However, the obvious conclusion of that would be, that if the mixed-down signal was simply listened to as legacy stereo, it would seem strangely asymmetrical, which we can observe does not happen.

I believe that when decoding Pro Logic, the recovered Surround component is inverted when it is applied to one of the two Rear speakers. )

But what the reader may already have noticed, is that if he or she simply encodes his mixed-down stereo into an MP3 File, later attempts to use a Pro Logic decoder are for not, and that some better means must exist to encode surround-sound onto DVDs or otherwise, into compressed streams.

Well, because I have exhausted my search for any way to preserve the phase-accuracy, at least within highly-compressed streams, the only way in which this happens, which makes any sense to me, is if in addition to the ‘joint stereo’, which provides two channels, a 3rd channel was multiplexed into the compressed stream, which as before, has its own set of constraints, for compression and expansion. These constraints can again minimize the added bit-rate needed, let us say because the highest frequencies are not thought to contribute much to human directional hearing…

(Edit 02/15/2017 :

Now, if a computer decodes such a signal, and recognizes that its sound card is only in  stereo, the actual player-application may do a stereo mix-down as described above, in hopes that the user has a pro Logic II -capable speaker amp. But otherwise, if the software recognizes that it has 4.1 or 5.1 channels as output, it can do the reconstruction of the additional speaker-channels in software, better than Pro Logic I did it.

I think that the default behavior of the AC3 codec when decoding, if the output is only specified to consist of 2 channels, is to output legacy stereo only.

The approach that some software might take, is simply to put two stages in sequence: First, AC3 decoding with 6 output channels, Secondly, mixing down the resulting stereo in a standard way, such as with a fixed matrix. This might not be as good for movie-sound, but would be best for music.


 1.0   0.0
 0.0   1.0
 0.5   0.5
 0.5   0.5
+0.5  -0.5
-0.5  +0.5


If we expected our software to do the steering, then we might also expect, that software do the 90° phase-shift, in the time-domain, rather than in the frequency-domain. And this option is really not feasible in a real-time context.

The AC3 codec itself would need to be capable of 6-channel output. There is really no blind guarantee, that a 6-channel signal is communicated from the codec to the sound system, through an unknown player application... )

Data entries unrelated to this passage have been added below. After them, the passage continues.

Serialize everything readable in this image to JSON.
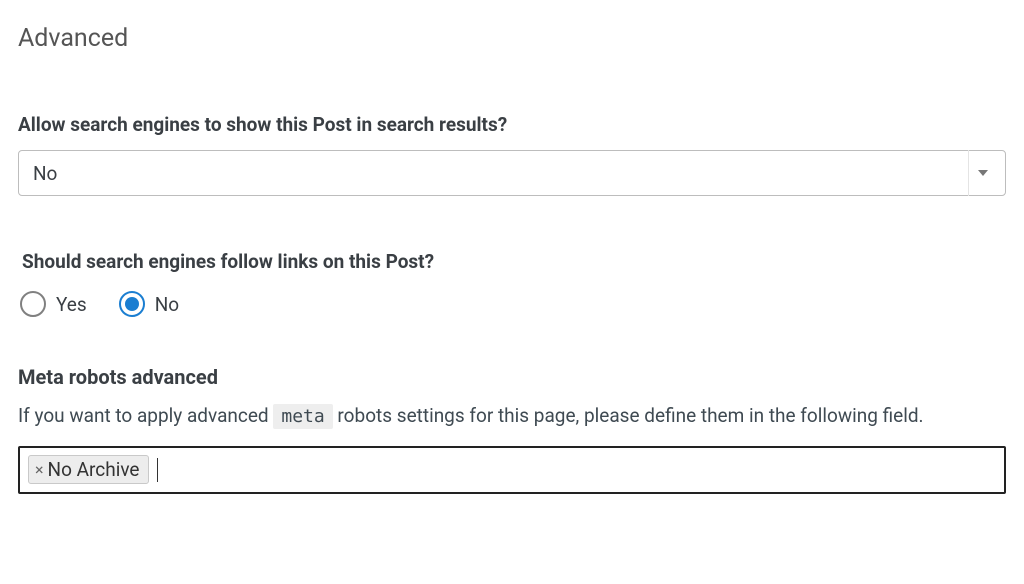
{
  "section": {
    "title": "Advanced"
  },
  "allowSearch": {
    "label": "Allow search engines to show this Post in search results?",
    "value": "No"
  },
  "followLinks": {
    "label": "Should search engines follow links on this Post?",
    "options": {
      "yes": "Yes",
      "no": "No"
    },
    "selected": "no"
  },
  "metaRobots": {
    "label": "Meta robots advanced",
    "helper_pre": "If you want to apply advanced ",
    "helper_code": "meta",
    "helper_post": " robots settings for this page, please define them in the following field.",
    "tags": [
      {
        "label": "No Archive"
      }
    ]
  }
}
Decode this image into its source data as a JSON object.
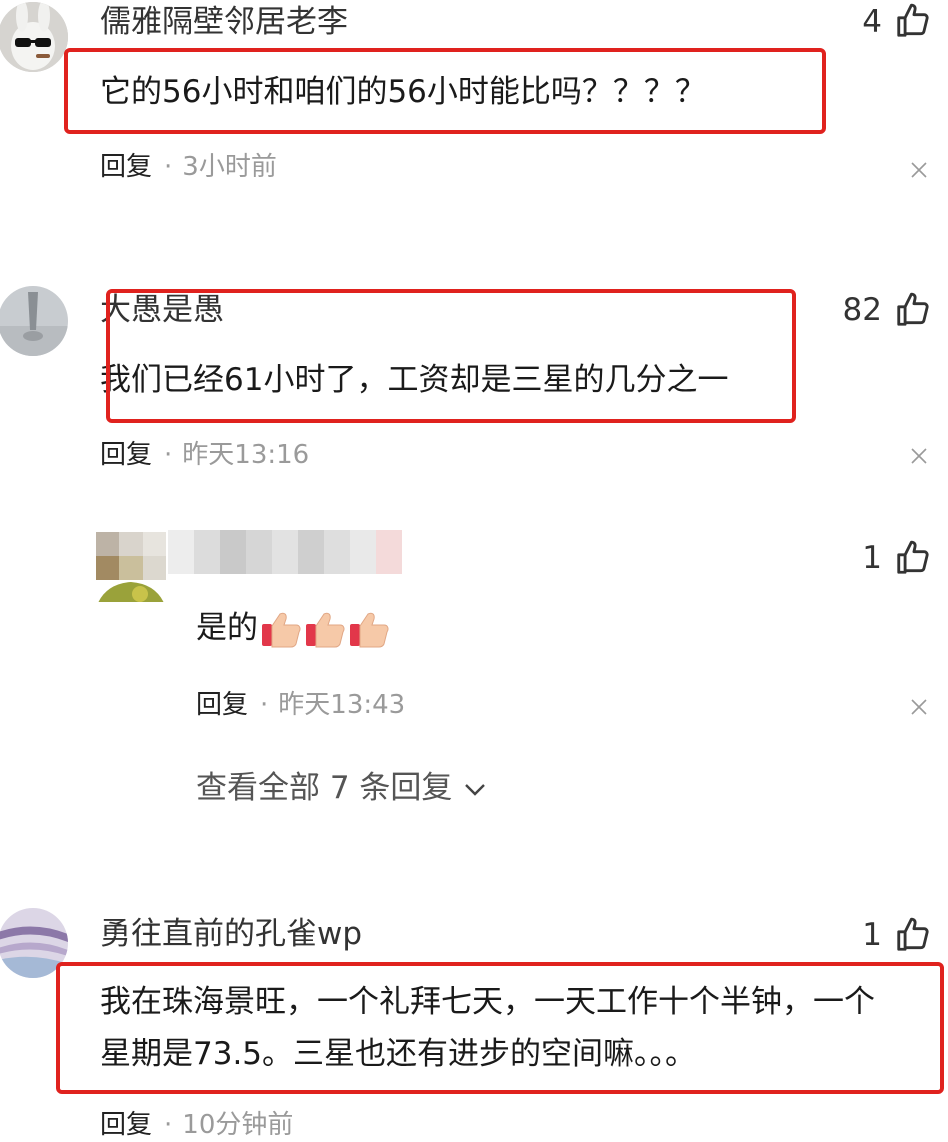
{
  "comments": [
    {
      "username": "儒雅隔壁邻居老李",
      "text": "它的56小时和咱们的56小时能比吗？？？？",
      "likes": "4",
      "reply_label": "回复",
      "dot": "·",
      "time": "3小时前"
    },
    {
      "username": "大愚是愚",
      "text": "我们已经61小时了，工资却是三星的几分之一",
      "likes": "82",
      "reply_label": "回复",
      "dot": "·",
      "time": "昨天13:16",
      "reply": {
        "text": "是的",
        "likes": "1",
        "reply_label": "回复",
        "dot": "·",
        "time": "昨天13:43"
      },
      "view_all": "查看全部 7 条回复"
    },
    {
      "username": "勇往直前的孔雀wp",
      "text_line1": "我在珠海景旺，一个礼拜七天，一天工作十个半钟，一个",
      "text_line2": "星期是73.5。三星也还有进步的空间嘛。。。",
      "likes": "1",
      "reply_label": "回复",
      "dot": "·",
      "time": "10分钟前"
    }
  ],
  "colors": {
    "highlight_box": "#e0221e",
    "muted_text": "#9a9a9a"
  },
  "icons": [
    "thumbs-up-icon",
    "close-icon",
    "chevron-down-icon",
    "thumbs-up-emoji"
  ]
}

(Edit 02/15/2017 : One note which should be made on this subject, is that the type of matrix which I suggested above might work for Pro Logic decoding of the stereo, but that if it does, it will not be heard correctly on headphones.

The separate subject exists, of ‘Headphone Spacialization’, and I think this has become relevant in modern times.

A matrix approach to Headphone Spacialization would assume that the 4 elements of the output vector, are different from the ones above. For example, each of the crossed-over components might be subject to some fixed time-delay, which is based on the Inter-Aural Delay, after it is output from the matrix, instead of awaiting a phase-shift… )

(Edit 03/06/2017 : After much thought, I have come to the conclusion that there must exist two forms of the Surround channel, which are mutually-exclusive.

There can exist a differential form of the channel, which can be phase-shifted 90⁰ and added differentially to the stereo.

And there can exist a common-mode, non-differential form of it, which either correlates more with the Left stereo or with the Right stereo.

For analog Surround – aka Pro Logic – the differential form of the Surround channel would be used, as it would for compressed files.

But when an all-in-one surround-mike is implemented on a camcorder, this originally provides a common-mode Surround-channel. And then it would be up to the audio system of the camcorder, to provide steering, according to which this channel either correlates more with the front-left or the front-right. As a result of that, a differential surround channel can be derived. )

(Updated 11/20/2017 : )

Continue reading Some Thoughts on Surround Sound